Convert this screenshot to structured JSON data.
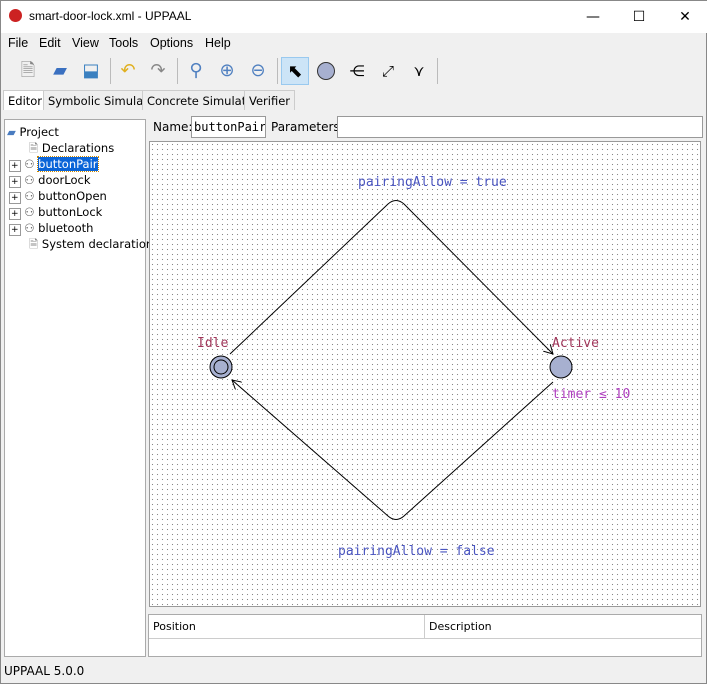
{
  "window": {
    "title": "smart-door-lock.xml - UPPAAL",
    "min": "—",
    "max": "☐",
    "close": "✕"
  },
  "menu": [
    "File",
    "Edit",
    "View",
    "Tools",
    "Options",
    "Help"
  ],
  "toolbar": {
    "icons": [
      "new-icon",
      "open-icon",
      "save-icon",
      "undo-icon",
      "redo-icon",
      "zoom-fit-icon",
      "zoom-in-icon",
      "zoom-out-icon",
      "select-tool-icon",
      "location-tool-icon",
      "branch-tool-icon",
      "edge-tool-icon",
      "nail-tool-icon"
    ]
  },
  "tabs": [
    "Editor",
    "Symbolic Simulator",
    "Concrete Simulator",
    "Verifier"
  ],
  "tree": {
    "root": "Project",
    "items": [
      {
        "label": "Declarations",
        "type": "doc"
      },
      {
        "label": "buttonPair",
        "type": "template",
        "selected": true
      },
      {
        "label": "doorLock",
        "type": "template"
      },
      {
        "label": "buttonOpen",
        "type": "template"
      },
      {
        "label": "buttonLock",
        "type": "template"
      },
      {
        "label": "bluetooth",
        "type": "template"
      },
      {
        "label": "System declarations",
        "type": "doc"
      }
    ]
  },
  "template": {
    "name_label": "Name:",
    "name": "buttonPair",
    "params_label": "Parameters:",
    "params": ""
  },
  "automaton": {
    "locations": [
      {
        "name": "Idle",
        "initial": true
      },
      {
        "name": "Active",
        "invariant": "timer ≤ 10"
      }
    ],
    "edges": [
      {
        "from": "Idle",
        "to": "Active",
        "update": "pairingAllow = true"
      },
      {
        "from": "Active",
        "to": "Idle",
        "update": "pairingAllow = false"
      }
    ],
    "colors": {
      "location": "#a7b0d0",
      "name": "#a0365a",
      "invariant": "#b040c0",
      "update": "#4a55c0"
    }
  },
  "table": {
    "columns": [
      "Position",
      "Description"
    ]
  },
  "status": "UPPAAL 5.0.0"
}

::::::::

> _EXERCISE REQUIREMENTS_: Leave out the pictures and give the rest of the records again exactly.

> _RESULT OF THE TASK_:
Convert this screenshot to structured JSON data.
{
  "window": {
    "title": "smart-door-lock.xml - UPPAAL",
    "min": "—",
    "max": "☐",
    "close": "✕"
  },
  "menu": [
    "File",
    "Edit",
    "View",
    "Tools",
    "Options",
    "Help"
  ],
  "toolbar": {
    "icons": [
      "new-icon",
      "open-icon",
      "save-icon",
      "undo-icon",
      "redo-icon",
      "zoom-fit-icon",
      "zoom-in-icon",
      "zoom-out-icon",
      "select-tool-icon",
      "location-tool-icon",
      "branch-tool-icon",
      "edge-tool-icon",
      "nail-tool-icon"
    ]
  },
  "tabs": [
    "Editor",
    "Symbolic Simulator",
    "Concrete Simulator",
    "Verifier"
  ],
  "tree": {
    "root": "Project",
    "items": [
      {
        "label": "Declarations",
        "type": "doc"
      },
      {
        "label": "buttonPair",
        "type": "template",
        "selected": true
      },
      {
        "label": "doorLock",
        "type": "template"
      },
      {
        "label": "buttonOpen",
        "type": "template"
      },
      {
        "label": "buttonLock",
        "type": "template"
      },
      {
        "label": "bluetooth",
        "type": "template"
      },
      {
        "label": "System declarations",
        "type": "doc"
      }
    ]
  },
  "template": {
    "name_label": "Name:",
    "name": "buttonPair",
    "params_label": "Parameters:",
    "params": ""
  },
  "automaton": {
    "locations": [
      {
        "name": "Idle",
        "initial": true
      },
      {
        "name": "Active",
        "invariant": "timer ≤ 10"
      }
    ],
    "edges": [
      {
        "from": "Idle",
        "to": "Active",
        "update": "pairingAllow = true"
      },
      {
        "from": "Active",
        "to": "Idle",
        "update": "pairingAllow = false"
      }
    ],
    "colors": {
      "location": "#a7b0d0",
      "name": "#a0365a",
      "invariant": "#b040c0",
      "update": "#4a55c0"
    }
  },
  "table": {
    "columns": [
      "Position",
      "Description"
    ]
  },
  "status": "UPPAAL 5.0.0"
}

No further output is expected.